Interface dataset entries
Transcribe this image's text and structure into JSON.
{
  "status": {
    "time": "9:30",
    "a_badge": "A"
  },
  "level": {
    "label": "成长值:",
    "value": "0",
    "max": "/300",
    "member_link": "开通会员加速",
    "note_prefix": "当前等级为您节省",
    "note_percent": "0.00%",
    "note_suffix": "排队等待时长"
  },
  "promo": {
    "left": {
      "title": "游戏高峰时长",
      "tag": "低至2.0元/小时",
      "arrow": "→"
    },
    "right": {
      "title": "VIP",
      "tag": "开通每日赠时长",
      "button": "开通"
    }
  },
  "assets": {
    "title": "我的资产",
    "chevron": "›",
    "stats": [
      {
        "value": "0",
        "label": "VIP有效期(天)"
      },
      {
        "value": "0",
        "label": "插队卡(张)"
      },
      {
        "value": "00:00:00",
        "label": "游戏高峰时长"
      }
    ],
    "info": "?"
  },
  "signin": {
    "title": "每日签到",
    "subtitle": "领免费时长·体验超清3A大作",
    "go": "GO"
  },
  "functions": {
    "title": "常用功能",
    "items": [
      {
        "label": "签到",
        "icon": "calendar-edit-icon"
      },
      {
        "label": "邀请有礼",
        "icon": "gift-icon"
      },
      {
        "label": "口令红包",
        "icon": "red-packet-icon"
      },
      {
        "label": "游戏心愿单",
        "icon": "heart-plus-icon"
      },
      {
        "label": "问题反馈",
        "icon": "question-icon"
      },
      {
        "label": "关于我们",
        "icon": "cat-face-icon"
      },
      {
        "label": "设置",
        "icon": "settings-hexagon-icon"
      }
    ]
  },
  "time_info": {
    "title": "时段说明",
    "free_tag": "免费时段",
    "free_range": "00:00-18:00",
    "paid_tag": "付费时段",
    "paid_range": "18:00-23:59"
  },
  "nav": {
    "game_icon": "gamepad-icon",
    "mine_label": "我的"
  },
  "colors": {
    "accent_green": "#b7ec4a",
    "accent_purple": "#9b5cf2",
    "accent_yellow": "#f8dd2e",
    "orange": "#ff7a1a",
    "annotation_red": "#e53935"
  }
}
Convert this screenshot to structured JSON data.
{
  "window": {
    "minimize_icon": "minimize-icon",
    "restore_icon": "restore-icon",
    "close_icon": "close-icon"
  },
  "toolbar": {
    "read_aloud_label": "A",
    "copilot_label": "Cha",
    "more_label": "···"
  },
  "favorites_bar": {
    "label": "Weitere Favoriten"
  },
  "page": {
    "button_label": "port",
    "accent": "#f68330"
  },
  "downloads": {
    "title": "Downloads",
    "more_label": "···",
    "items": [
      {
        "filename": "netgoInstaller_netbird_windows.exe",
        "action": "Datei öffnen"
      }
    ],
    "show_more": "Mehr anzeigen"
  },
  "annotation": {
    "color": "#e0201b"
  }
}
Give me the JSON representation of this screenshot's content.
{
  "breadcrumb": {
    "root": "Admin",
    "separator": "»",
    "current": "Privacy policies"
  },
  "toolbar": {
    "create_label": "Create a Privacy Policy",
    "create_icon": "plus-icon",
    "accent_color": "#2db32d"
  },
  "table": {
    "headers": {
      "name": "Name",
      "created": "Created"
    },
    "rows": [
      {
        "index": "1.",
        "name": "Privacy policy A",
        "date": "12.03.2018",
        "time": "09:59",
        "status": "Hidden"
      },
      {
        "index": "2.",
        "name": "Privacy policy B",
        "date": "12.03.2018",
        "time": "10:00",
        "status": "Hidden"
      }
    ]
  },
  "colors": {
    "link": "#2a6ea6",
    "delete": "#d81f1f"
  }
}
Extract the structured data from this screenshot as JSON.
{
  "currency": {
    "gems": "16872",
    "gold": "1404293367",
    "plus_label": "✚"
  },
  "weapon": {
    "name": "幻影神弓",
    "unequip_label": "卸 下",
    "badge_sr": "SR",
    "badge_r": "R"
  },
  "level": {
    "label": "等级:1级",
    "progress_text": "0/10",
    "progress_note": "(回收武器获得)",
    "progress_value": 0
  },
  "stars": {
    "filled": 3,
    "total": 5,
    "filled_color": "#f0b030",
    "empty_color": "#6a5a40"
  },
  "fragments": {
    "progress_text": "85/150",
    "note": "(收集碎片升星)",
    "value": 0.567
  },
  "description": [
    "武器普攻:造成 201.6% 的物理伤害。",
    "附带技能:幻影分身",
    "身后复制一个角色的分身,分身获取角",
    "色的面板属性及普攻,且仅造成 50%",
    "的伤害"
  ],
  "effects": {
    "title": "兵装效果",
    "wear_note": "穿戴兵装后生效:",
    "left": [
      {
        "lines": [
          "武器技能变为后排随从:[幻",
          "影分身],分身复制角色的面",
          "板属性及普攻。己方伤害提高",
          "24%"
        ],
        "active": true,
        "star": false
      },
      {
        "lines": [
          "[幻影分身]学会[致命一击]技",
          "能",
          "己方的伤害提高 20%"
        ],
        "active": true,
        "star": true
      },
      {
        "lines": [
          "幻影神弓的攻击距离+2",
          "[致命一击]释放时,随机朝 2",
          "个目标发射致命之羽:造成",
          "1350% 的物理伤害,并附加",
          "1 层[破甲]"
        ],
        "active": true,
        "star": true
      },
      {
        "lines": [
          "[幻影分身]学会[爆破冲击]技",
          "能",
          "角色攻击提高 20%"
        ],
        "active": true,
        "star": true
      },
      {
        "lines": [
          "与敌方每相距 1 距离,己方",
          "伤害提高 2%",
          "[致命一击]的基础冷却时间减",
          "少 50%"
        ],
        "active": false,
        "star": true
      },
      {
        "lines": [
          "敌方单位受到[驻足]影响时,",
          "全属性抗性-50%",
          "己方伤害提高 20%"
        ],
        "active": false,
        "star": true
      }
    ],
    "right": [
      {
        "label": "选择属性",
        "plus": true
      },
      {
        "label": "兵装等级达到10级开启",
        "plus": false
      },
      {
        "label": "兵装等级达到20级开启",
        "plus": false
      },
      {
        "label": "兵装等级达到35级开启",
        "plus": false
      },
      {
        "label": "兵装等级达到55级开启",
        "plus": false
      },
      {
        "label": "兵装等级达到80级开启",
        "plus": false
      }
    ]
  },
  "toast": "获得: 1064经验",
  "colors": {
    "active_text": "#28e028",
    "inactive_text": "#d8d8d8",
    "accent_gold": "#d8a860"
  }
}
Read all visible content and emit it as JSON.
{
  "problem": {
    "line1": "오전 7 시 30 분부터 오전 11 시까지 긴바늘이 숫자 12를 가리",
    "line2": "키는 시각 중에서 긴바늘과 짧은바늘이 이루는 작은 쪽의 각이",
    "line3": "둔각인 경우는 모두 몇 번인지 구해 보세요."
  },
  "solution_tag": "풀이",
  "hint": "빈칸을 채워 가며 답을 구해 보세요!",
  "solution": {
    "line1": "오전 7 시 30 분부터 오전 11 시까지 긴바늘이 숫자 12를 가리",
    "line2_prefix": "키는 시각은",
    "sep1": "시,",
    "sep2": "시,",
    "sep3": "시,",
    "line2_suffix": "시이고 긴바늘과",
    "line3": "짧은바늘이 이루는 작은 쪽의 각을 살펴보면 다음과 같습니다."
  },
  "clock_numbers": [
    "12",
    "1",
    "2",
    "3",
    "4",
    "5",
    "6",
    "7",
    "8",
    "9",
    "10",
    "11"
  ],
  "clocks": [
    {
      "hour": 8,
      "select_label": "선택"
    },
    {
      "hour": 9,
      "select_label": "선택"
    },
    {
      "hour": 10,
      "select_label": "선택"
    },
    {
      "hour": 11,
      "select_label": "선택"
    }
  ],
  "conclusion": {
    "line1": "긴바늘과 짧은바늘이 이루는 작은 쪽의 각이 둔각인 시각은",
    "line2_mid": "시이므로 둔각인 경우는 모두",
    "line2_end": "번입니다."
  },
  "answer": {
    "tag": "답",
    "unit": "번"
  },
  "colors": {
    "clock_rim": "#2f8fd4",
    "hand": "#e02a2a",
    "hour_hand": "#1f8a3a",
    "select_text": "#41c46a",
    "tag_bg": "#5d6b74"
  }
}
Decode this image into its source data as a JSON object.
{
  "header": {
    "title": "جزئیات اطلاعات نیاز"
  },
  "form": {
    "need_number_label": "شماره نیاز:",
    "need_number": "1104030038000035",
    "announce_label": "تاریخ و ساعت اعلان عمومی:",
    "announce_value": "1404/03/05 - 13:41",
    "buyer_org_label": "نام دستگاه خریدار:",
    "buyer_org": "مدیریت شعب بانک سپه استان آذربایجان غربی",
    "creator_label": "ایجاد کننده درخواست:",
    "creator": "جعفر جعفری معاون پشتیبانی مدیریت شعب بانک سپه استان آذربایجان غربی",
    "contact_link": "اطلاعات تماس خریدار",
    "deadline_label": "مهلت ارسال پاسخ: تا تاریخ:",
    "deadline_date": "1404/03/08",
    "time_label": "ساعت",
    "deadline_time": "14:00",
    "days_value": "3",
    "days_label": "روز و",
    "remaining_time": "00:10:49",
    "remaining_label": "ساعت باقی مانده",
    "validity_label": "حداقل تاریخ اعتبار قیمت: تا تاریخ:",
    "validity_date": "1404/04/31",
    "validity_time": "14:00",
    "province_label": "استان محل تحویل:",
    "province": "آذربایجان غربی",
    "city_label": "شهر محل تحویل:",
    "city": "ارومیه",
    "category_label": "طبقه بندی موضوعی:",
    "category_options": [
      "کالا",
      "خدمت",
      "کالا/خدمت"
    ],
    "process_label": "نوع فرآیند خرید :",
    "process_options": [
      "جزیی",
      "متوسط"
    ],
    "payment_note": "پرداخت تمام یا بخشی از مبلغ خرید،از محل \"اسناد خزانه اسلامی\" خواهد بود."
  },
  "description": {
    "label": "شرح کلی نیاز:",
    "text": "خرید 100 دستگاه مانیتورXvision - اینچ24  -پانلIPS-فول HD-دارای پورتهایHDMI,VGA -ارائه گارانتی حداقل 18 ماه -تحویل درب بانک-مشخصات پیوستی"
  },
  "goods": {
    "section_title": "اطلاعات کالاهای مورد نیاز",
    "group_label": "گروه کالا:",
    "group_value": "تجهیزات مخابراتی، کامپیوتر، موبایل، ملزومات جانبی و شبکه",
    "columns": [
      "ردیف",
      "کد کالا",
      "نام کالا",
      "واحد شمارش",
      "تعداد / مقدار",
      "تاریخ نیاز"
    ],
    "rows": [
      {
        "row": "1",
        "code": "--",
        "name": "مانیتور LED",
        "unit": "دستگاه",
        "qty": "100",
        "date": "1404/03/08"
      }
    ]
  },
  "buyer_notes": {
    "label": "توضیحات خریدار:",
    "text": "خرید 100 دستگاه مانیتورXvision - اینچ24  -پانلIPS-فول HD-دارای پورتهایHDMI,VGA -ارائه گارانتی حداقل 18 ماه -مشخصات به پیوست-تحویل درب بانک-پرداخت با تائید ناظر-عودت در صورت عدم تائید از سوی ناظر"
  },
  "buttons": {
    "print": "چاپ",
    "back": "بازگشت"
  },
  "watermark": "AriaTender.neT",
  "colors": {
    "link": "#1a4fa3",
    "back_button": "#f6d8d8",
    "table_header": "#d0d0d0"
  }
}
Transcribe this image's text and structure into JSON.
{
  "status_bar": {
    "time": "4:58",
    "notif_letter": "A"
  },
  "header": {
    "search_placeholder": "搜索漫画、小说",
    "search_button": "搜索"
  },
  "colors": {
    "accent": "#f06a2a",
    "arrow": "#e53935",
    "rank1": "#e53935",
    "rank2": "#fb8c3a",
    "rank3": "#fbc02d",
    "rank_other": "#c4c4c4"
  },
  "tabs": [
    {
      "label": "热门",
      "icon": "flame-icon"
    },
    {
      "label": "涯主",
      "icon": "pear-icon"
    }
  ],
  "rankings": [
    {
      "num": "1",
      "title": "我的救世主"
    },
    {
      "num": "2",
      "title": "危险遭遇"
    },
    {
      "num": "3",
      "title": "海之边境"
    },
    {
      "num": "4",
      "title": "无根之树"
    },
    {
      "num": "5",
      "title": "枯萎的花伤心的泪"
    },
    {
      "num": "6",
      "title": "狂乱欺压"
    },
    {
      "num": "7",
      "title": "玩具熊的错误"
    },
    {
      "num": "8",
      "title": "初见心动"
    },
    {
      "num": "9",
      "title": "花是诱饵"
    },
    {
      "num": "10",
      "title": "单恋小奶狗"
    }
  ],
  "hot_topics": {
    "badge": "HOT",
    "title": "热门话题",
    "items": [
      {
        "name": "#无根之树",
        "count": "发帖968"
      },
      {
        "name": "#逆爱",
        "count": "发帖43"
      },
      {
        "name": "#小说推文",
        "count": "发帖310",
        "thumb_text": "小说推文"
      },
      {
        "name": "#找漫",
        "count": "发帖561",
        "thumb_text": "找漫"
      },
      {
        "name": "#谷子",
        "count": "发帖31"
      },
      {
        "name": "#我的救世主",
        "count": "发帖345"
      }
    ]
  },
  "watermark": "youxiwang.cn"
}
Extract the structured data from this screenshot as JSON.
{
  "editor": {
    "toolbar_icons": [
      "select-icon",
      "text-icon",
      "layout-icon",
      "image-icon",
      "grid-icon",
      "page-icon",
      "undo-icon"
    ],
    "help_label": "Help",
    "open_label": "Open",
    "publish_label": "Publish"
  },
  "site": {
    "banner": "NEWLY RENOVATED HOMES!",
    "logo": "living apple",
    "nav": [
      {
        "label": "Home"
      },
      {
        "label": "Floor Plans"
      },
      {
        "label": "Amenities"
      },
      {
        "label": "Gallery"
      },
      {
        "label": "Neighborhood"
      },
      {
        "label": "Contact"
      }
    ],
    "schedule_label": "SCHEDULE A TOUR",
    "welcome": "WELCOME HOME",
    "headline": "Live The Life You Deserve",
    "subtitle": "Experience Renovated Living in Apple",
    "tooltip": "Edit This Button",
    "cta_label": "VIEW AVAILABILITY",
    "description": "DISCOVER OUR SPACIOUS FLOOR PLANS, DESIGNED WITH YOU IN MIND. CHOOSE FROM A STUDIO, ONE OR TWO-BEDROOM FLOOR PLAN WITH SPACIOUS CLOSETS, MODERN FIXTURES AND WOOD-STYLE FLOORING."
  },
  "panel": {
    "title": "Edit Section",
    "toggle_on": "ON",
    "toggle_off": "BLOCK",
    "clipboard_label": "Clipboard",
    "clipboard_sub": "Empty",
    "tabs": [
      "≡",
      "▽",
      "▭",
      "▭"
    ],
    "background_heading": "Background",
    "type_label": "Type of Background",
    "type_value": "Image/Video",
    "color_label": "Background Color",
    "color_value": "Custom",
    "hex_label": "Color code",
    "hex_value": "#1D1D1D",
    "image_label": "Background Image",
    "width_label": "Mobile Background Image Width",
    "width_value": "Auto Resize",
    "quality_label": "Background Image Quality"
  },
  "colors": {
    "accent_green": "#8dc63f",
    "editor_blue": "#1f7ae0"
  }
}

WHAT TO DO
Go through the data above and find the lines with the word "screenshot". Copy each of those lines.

RESULT OF THIS TASK
Convert this screenshot to structured JSON data.
Give me the JSON representation of this screenshot's content.
Extract the structured data from this screenshot as JSON.
Extract the structured data from this screenshot as JSON.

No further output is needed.